After some special prayers before the Blessed Sacrament and also before the miraculous image of Our Lady – at which time I left in the prayer intention basket the sheet of paper on which I had written all your prayer intentions – I headed to lunch. Chez Subway, where I had my usual, a 6″ (that’s 15cm in Europe) turkey sub, not heated, with cheddar cheese, lettuce, and mayonnaise (but not too much, please).
After lunch, back to Our Lady of Victories for more prayer and more admiring of the ex-votos (on which I will write a future post). During this time a priest from Hungary, speaking to me in somewhat-broken French and all too happy to speak to me, gave me a copy of his book (though I half-wondered if he was hoping I’d offer him something for it – sorry). There was Benediction of the Blessed Sacrament (always nice) and a lovely sister giving lovely catechesis to lovely children preparing for their First Holy Communion. There was also a guy snoring somewhat loudly in a pew, but I’m sure he needed the sleep.
Following Notre-Dame-des-Victoires it was back into the metro to head towards the Arc de Triomphe. Apart from the underground maze of stairwells and hallways (it involves taking the regular metro and the RER, which I think is the fancier and deeper-underground metro, though the stations are uglier), after a while I arrived and it was nice that the escalator dumped us out right smack in front of the arch. I took the required tourist photographs and was on my way towards the Eiffel Tower.
Using the Google Maps app on my smartphone, I had the impression that it was a relatively short walk, but in fact, it was more like 10 miles. Or maybe one and a half. Either way, I eventually got to the bridge crossing the Seine to the Eiffel Tower, meaning that at that point I went from strolling briskly-but-casually down nice Paris streets to full-defense-mode-pocket-guarding-crowd-situation sightseeing. I posted before about how impressive the Eiffel Tower was. It was not impressive enough, however, for me to want to wait on line and go to the top of it.

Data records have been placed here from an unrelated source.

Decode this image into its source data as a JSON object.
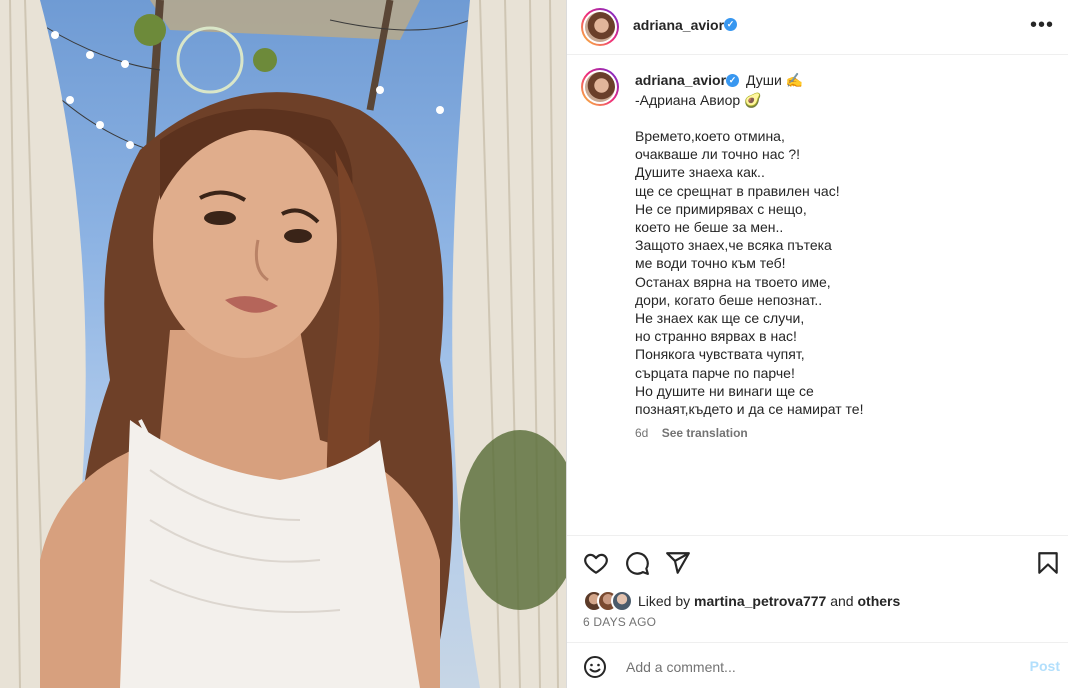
{
  "header": {
    "username": "adriana_avior"
  },
  "caption": {
    "username": "adriana_avior",
    "title": "Души ✍️",
    "subtitle": "-Адриана Авиор 🥑",
    "poem_lines": [
      "Времето,което отмина,",
      "очакваше ли точно нас ?!",
      "Душите знаеха как..",
      "ще се срещнат в правилен час!",
      "Не се примирявах с нещо,",
      "което не беше за мен..",
      "Защото знаех,че всяка пътека",
      "ме води точно към теб!",
      "Останах вярна на твоето име,",
      "дори, когато беше непознат..",
      "Не знаех как ще се случи,",
      "но странно вярвах в нас!",
      "Понякога чувствата чупят,",
      "сърцата парче по парче!",
      "Но душите ни винаги ще се",
      "познаят,където и да се намират те!"
    ],
    "age": "6d",
    "see_translation": "See translation"
  },
  "likes": {
    "prefix": "Liked by",
    "user": "martina_petrova777",
    "joiner": "and",
    "others": "others"
  },
  "posted_ago": "6 DAYS AGO",
  "comment": {
    "placeholder": "Add a comment...",
    "post_label": "Post"
  },
  "icons": {
    "like": "heart-icon",
    "comment": "comment-icon",
    "share": "share-icon",
    "save": "bookmark-icon",
    "more": "more-icon",
    "emoji": "emoji-icon",
    "verified": "verified-badge-icon"
  },
  "colors": {
    "verified": "#3897f0",
    "post_disabled": "#b2dffc",
    "muted": "#737373"
  }
}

After various photos, including a nice one of the incredibly green “Field of Mars” stretching out before the Eiffel Tower, I headed in the direction of the Basilica of St. Clotilde, home to a famous organ and the former home to famous organists. Feeling a bit worn out (in a strange way), the thought came to me that I should probably get something to drink, so I stopped at a Carrefour (my favorite European grocery store chain) along the way and bought a PowerAde, which hit the spot. There was another church along the way, but it was not all that interesting.
After about another 10 miles (plus or minus) of walking I arrived at St. Clotilde’s, yet another enormous gothic church. There were children playing ball on the little plaza out front and the church was basically empty. Alas, no one was rehearsing on the organ, nor could I even find so much as an indication that they might occasionally have organ recitals there. But, unlike so many other churches I have seen in Paris, this one was actually kept in fairly orderly condition (future post topic).
Since the clouds were gathering and my ilMeteo Italian weather app said that there was a chance of rain, after a short walk from there to the nearest metro stop I got on the next train back to the area where I’m staying. A little rest, evening prayer, blog posting, etc., and then it was time to think of dinner.
Dinner was at a nearby restaurant that I found on TripAdvisor. It was a bit of a splurge (i.e. not Subway or McDonald’s) but I justified it in view of a certain event I’m celebrating next Friday. And it was absolutely delicious. And the owner was very friendly. I ordered a glass of celebratory champagne to start and, being the first one in there (about 7:20pm, when only Americans eat out), I felt kind of bad that he had to open a new bottle just for me. But fortunately, it seems that the American family that came in after me finished it off, so all’s well that end’s well!
This evening: some studying, bed; and tomorrow: a few things on the agenda before I head back to Rome!